* [INSTRUCTIONS FOR THE TASK] Copy out each line in the material below that has the word "security".

===

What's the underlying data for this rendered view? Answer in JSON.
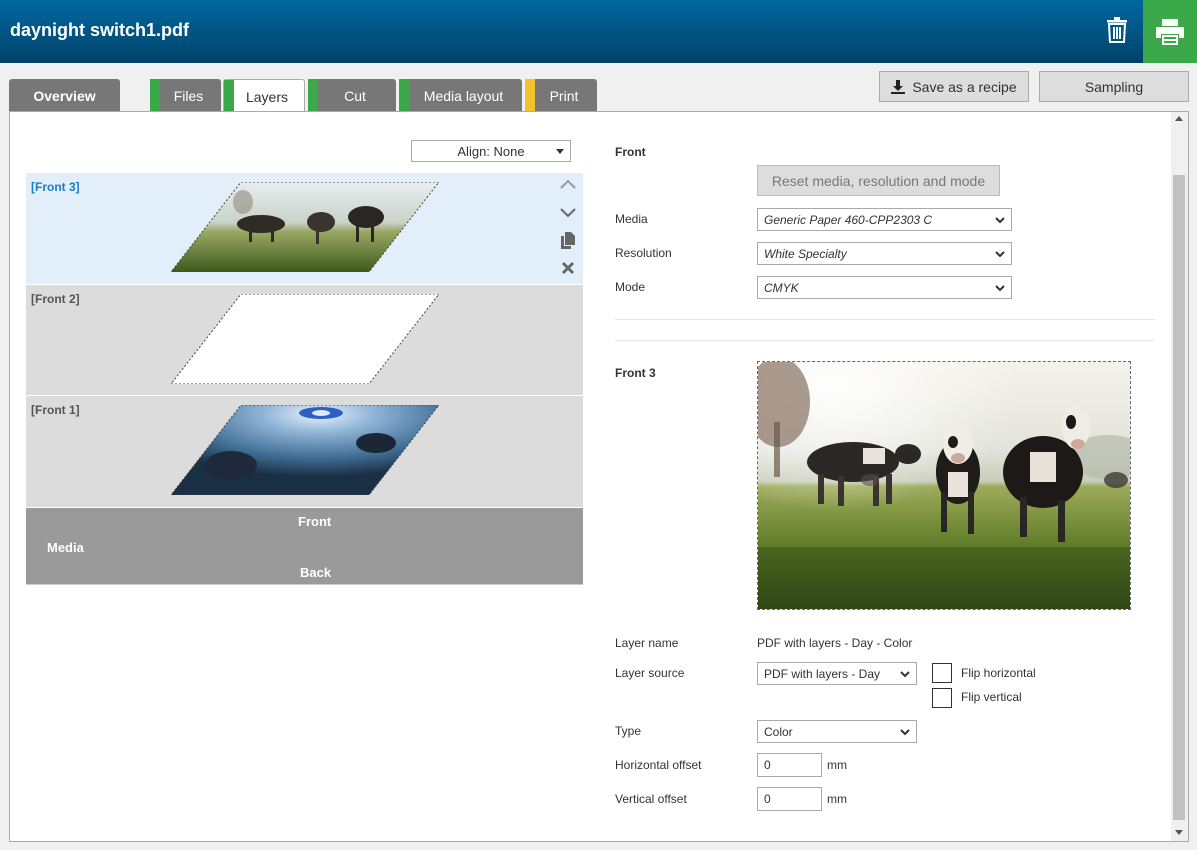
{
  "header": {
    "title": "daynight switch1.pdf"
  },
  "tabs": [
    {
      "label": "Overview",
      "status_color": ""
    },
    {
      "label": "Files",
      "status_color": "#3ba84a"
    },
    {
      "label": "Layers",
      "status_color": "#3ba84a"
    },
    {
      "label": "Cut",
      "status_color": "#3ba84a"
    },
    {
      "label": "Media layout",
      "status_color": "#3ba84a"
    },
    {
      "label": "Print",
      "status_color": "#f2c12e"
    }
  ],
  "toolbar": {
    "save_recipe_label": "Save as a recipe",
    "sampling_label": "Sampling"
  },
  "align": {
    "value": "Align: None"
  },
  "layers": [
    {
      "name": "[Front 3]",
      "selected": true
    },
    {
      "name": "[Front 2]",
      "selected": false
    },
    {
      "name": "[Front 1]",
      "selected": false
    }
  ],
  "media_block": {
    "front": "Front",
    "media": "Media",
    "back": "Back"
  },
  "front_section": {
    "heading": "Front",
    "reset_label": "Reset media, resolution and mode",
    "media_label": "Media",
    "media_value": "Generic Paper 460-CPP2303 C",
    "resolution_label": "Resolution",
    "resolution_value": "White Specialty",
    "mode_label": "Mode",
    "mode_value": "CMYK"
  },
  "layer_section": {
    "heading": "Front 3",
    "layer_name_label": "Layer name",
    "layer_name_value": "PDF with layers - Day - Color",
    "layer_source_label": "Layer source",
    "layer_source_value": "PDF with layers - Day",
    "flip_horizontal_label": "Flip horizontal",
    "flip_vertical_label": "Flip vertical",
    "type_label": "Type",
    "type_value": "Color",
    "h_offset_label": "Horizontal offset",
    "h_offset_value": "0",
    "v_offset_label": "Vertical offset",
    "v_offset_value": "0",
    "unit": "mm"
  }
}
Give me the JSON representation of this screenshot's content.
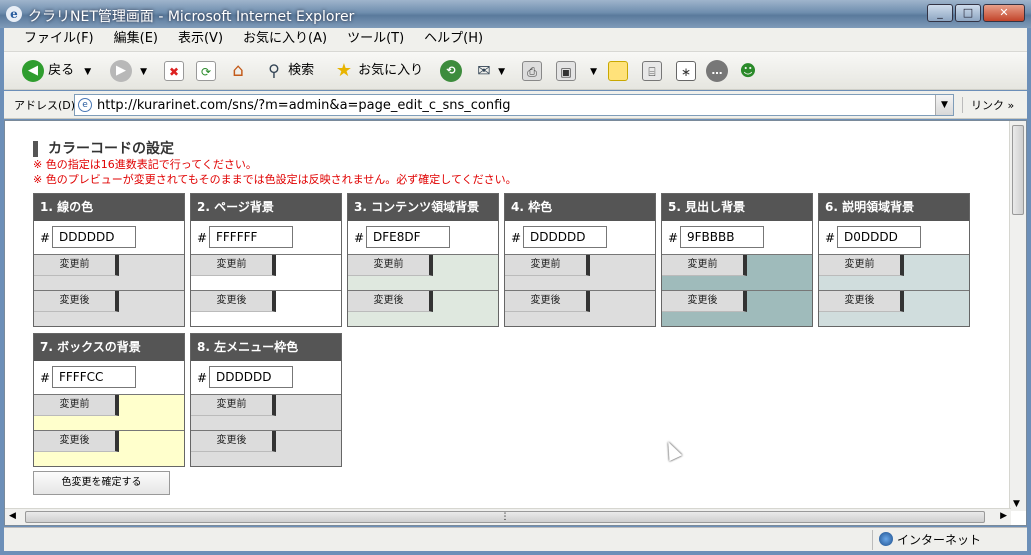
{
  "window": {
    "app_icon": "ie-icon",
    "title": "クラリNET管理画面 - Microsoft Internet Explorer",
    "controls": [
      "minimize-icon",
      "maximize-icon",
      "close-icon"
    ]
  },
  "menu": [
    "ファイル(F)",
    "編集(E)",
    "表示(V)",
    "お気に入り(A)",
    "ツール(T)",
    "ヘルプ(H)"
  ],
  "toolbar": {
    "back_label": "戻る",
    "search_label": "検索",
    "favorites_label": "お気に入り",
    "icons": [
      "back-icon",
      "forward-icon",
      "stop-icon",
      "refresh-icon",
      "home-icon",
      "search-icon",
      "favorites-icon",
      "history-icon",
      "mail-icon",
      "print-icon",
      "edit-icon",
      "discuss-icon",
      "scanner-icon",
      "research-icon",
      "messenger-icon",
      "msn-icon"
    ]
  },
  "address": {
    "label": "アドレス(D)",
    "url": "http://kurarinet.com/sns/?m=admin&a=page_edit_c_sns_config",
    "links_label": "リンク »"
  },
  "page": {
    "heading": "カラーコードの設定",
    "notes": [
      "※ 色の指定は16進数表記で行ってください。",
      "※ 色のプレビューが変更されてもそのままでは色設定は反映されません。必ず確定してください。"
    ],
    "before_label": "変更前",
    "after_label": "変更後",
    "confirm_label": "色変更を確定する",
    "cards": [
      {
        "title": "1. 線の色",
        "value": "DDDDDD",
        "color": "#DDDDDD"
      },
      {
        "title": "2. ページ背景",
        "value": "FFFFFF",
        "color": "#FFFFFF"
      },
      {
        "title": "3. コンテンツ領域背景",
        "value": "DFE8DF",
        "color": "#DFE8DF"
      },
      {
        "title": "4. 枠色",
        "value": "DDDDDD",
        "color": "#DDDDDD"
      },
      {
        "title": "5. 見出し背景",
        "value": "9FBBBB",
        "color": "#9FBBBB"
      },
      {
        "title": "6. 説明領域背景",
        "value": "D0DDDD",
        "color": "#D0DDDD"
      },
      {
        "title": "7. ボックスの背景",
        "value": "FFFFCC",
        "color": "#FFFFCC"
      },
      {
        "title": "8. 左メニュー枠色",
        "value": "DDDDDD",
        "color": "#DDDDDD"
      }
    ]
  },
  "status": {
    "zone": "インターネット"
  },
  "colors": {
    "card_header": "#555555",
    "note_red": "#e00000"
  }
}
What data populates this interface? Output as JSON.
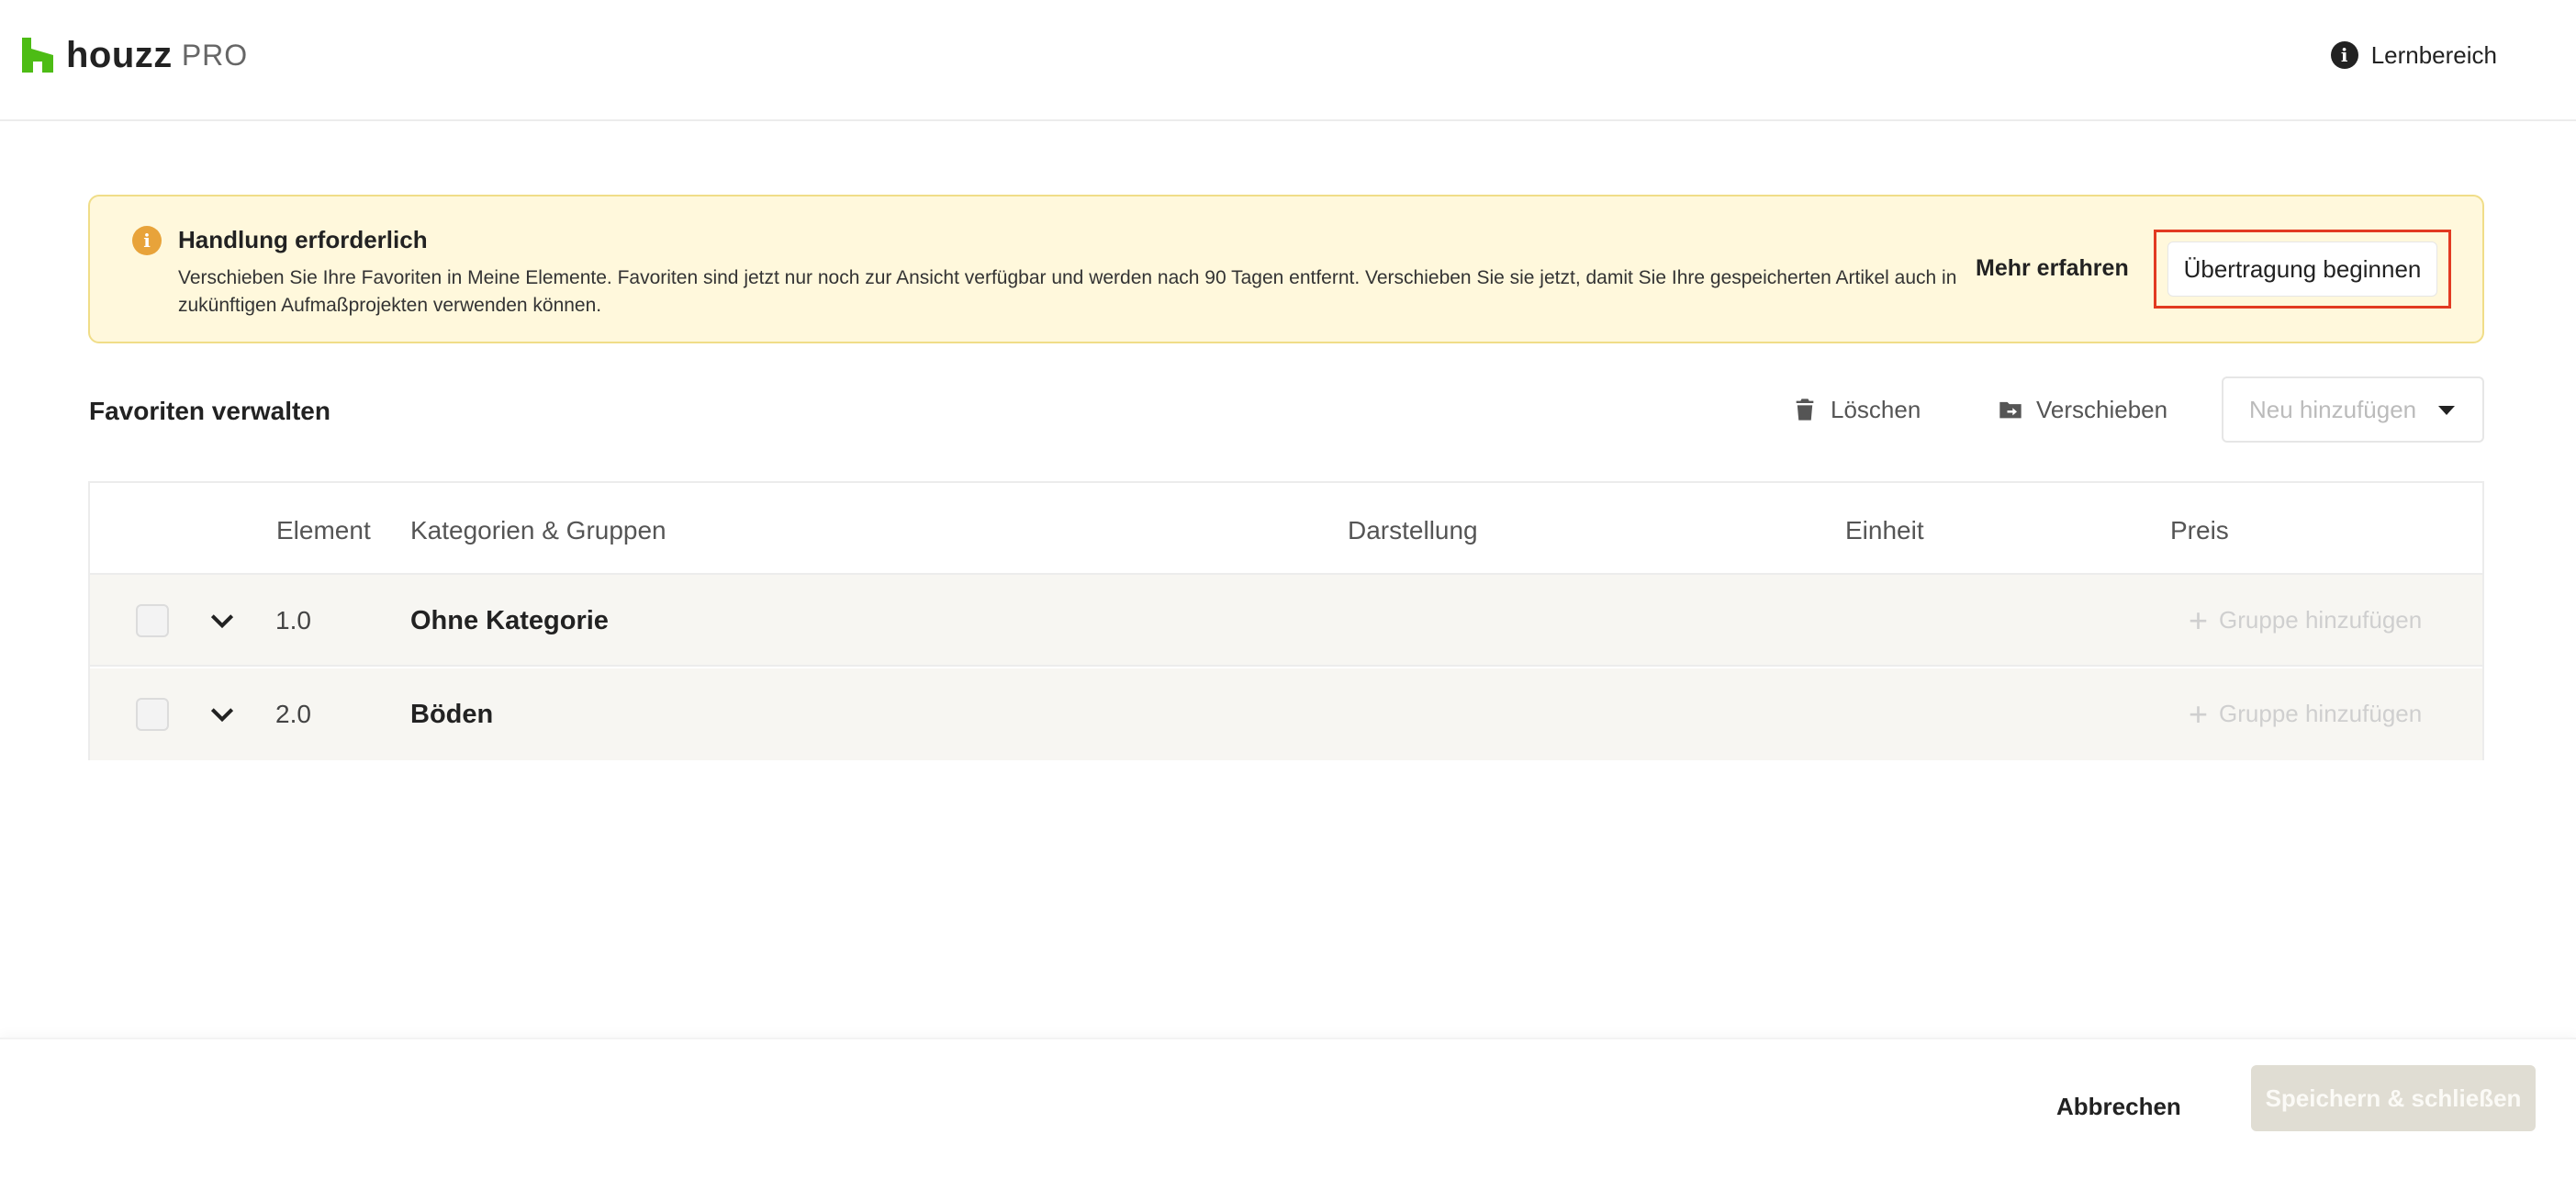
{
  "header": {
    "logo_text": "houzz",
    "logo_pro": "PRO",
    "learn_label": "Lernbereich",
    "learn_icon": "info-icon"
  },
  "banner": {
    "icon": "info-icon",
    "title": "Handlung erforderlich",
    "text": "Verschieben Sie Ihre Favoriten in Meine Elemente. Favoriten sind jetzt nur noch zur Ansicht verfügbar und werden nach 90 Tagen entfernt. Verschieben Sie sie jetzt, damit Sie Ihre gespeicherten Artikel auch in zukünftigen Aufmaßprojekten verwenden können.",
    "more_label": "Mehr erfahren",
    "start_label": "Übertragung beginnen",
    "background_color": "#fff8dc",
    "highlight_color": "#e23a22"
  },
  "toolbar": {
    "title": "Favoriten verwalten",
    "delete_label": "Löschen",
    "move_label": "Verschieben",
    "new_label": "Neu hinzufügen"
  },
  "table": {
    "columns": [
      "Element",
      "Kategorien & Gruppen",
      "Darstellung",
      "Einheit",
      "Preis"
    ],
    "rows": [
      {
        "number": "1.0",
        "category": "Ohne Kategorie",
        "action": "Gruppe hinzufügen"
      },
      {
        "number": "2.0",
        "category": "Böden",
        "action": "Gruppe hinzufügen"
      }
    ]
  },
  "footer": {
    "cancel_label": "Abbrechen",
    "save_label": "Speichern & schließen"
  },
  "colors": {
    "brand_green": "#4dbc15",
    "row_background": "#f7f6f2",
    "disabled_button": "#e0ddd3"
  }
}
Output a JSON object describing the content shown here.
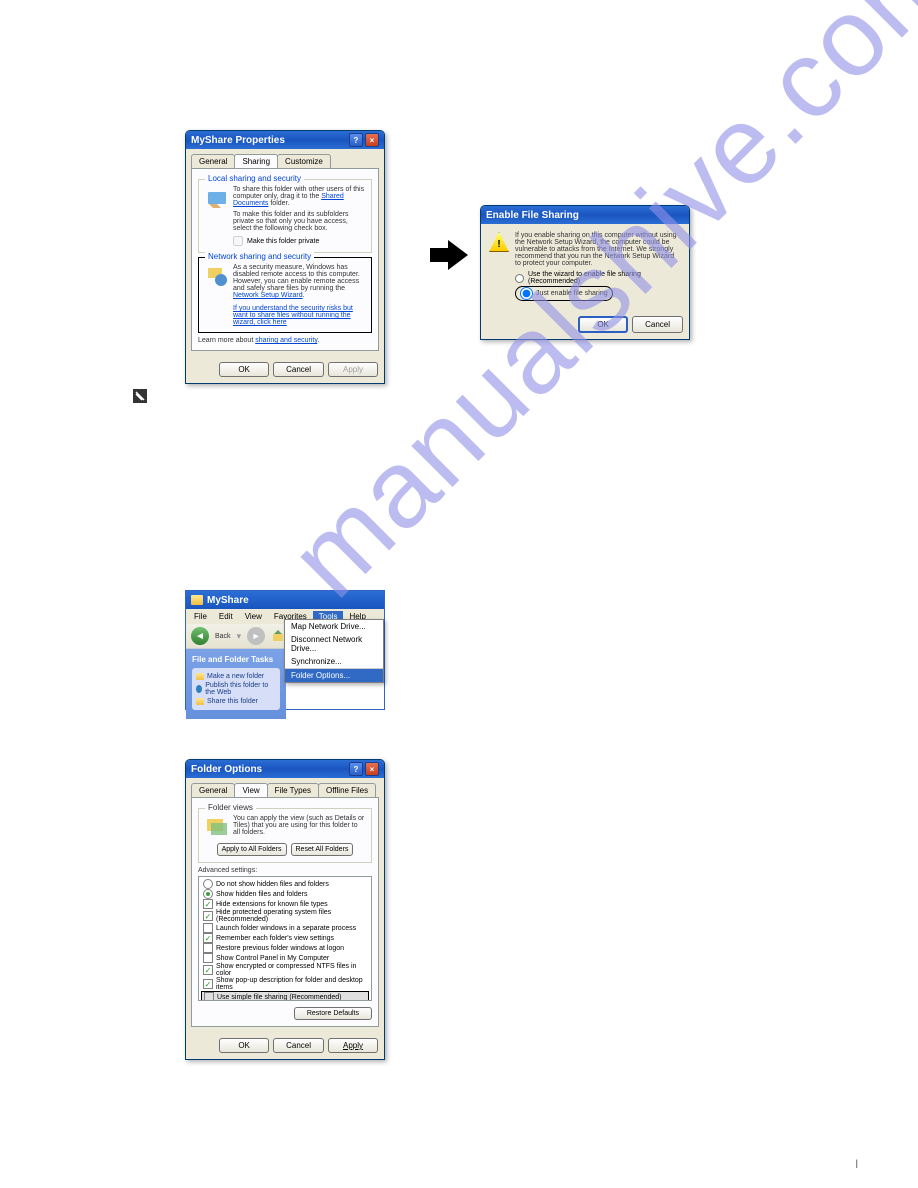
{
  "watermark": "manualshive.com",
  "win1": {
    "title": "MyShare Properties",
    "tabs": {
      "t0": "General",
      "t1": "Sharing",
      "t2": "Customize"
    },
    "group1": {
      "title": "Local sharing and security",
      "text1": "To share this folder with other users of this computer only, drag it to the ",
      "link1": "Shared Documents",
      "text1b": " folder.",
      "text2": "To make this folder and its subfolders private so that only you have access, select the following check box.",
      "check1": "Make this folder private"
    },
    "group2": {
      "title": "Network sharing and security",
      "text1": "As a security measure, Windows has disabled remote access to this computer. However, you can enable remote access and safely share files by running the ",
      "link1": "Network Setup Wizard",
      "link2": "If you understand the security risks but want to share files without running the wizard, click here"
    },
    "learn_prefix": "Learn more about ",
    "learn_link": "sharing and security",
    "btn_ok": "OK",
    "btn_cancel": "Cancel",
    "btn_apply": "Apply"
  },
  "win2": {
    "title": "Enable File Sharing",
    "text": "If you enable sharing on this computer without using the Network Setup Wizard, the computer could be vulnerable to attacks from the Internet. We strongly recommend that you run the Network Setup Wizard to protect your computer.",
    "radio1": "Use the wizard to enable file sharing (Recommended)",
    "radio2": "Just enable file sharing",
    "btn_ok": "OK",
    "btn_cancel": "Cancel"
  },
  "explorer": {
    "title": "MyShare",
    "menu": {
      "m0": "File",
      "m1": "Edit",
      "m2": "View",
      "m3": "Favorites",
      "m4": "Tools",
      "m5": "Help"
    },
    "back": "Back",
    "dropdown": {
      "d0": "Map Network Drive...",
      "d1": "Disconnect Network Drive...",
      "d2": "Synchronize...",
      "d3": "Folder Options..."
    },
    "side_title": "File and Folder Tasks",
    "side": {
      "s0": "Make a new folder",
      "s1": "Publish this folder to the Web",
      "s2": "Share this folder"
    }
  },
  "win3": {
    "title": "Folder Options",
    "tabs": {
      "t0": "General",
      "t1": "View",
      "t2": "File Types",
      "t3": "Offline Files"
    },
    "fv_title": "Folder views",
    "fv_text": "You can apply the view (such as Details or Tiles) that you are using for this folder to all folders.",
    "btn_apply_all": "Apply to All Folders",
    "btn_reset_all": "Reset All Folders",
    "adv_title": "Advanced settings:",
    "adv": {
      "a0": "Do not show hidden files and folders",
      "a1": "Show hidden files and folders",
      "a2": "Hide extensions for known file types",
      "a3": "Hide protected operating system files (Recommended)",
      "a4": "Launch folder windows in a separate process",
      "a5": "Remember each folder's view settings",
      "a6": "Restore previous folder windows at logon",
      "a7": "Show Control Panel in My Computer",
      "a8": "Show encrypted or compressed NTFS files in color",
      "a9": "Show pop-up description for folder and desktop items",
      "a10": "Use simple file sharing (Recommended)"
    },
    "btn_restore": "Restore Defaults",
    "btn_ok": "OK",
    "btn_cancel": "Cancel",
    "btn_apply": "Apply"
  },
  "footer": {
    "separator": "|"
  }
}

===

* [EXERCISE RESPONSE]
      "title": "Local sharing and security",
      "title": "Network sharing and security",
      "text1": "As a security measure, Windows has disabled remote access to this computer. However, you can enable remote access and safely share files by running the ",
      "link2": "If you understand the security risks but want to share files without running the wizard, click here"
    "learn_link": "sharing and security",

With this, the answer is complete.